If there is any imbalance in the color, then I will open up the curves menu and take out or add color where needed. In this example, I took out a bit of green to even it out.
Lastly, if I am not satisfied after a levels adjustment, I may mess with the exposure slider a little bit.
Of course, there are many things I could do better, but I like to keep things as simple as possible, so this is what gives me the best results for what I want. I also don’t an extreme depth of knowledge in scanning, digital image files, and some areas of Photoshop, but I do have enough knowledge to be content with my results. I’m still learning how to improve my scanning process and technique, so I am definitely open to advice. Feel free to share in the comments or via email.
3 thoughts on “ Scanning Medium Format Film with an Epson V700 ”
Cool. I will have to try a swifter.
Do you have “continuous auto exposure” set to off?
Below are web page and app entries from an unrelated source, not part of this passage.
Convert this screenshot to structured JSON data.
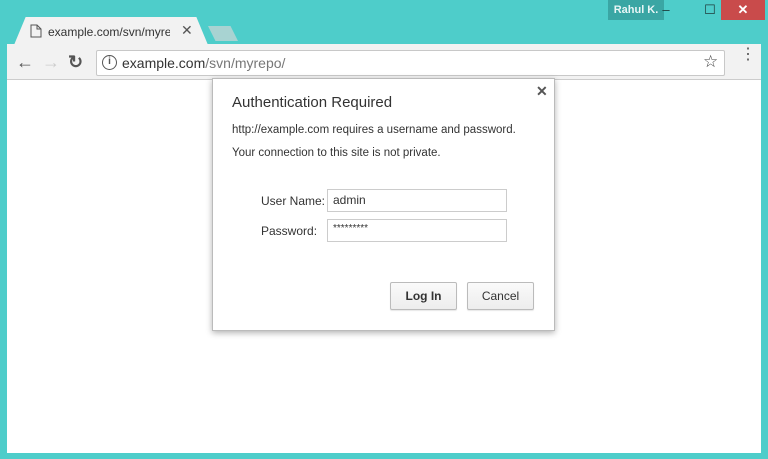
{
  "window": {
    "user": "Rahul K.",
    "minimize": "–",
    "maximize": "☐",
    "close": "✕"
  },
  "tab": {
    "title": "example.com/svn/myrepo/",
    "close": "✕"
  },
  "toolbar": {
    "back": "←",
    "forward": "→",
    "reload": "↻",
    "url_host": "example.com",
    "url_path": "/svn/myrepo/",
    "info": "i",
    "star": "☆",
    "menu": "⋮"
  },
  "dialog": {
    "title": "Authentication Required",
    "close": "✕",
    "message": "http://example.com requires a username and password.",
    "warning": "Your connection to this site is not private.",
    "username_label": "User Name:",
    "username_value": "admin",
    "password_label": "Password:",
    "password_value": "*********",
    "login_label": "Log In",
    "cancel_label": "Cancel"
  }
}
I believe with that “checked on” and when you move your
selection/crop area so it’s bigger than the negative the Epson software changes everything because it takes the blank white into consideration.
LikeLiked by 1 person
I have a V750 and scan in a very similar way to yourself, sometimes I just move the levels sliders in a bit. I also zoom in on the frame so I can set the crop a bit more accurately. The swiffer sounds a great idea, not sure if they are available in the UK. Did think about getting some Tak cloths that are used in paint spraying shops, I also have two cats who like to know what I’m up to at all times !
LikeLiked by 1 person
Sadly the V700 pales when compared even to a DSLR scan of the negative. Also if you have figured out the focus sweet spot using the scan tray risers you’re at an immediate disadvantage too.
LikeLiked by 1 person